• Work to complete
Pick out all lines of the entries that include the word "desktop" and copy them.

Element data from apps and pages:
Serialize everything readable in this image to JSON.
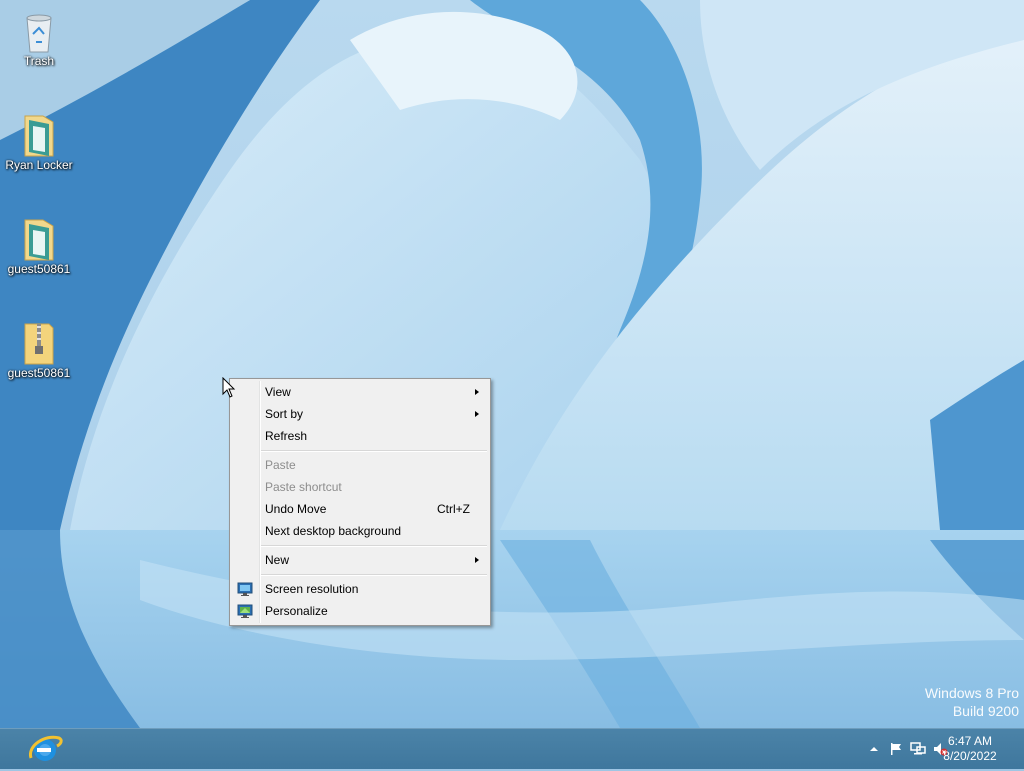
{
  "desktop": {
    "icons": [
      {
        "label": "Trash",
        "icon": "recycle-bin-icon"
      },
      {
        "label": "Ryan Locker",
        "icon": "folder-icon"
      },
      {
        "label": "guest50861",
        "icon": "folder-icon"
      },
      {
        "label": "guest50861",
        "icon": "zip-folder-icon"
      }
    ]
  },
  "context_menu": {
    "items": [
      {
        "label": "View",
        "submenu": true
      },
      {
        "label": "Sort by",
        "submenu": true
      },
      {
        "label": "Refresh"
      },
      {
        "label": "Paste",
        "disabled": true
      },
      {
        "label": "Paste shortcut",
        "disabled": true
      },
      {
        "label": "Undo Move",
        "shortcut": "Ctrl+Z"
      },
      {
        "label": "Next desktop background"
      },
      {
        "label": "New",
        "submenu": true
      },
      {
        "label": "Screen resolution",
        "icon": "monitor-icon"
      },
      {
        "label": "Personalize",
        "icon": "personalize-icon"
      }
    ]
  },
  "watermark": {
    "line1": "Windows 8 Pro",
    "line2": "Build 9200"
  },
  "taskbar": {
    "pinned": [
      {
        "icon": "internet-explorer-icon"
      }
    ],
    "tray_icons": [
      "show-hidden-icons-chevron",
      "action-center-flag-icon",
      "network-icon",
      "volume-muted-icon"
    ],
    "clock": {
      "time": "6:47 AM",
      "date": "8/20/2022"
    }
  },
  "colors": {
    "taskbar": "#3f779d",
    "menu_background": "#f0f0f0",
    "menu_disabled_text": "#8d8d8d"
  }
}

• Task answer
  "desktop": {
        "label": "Next desktop background"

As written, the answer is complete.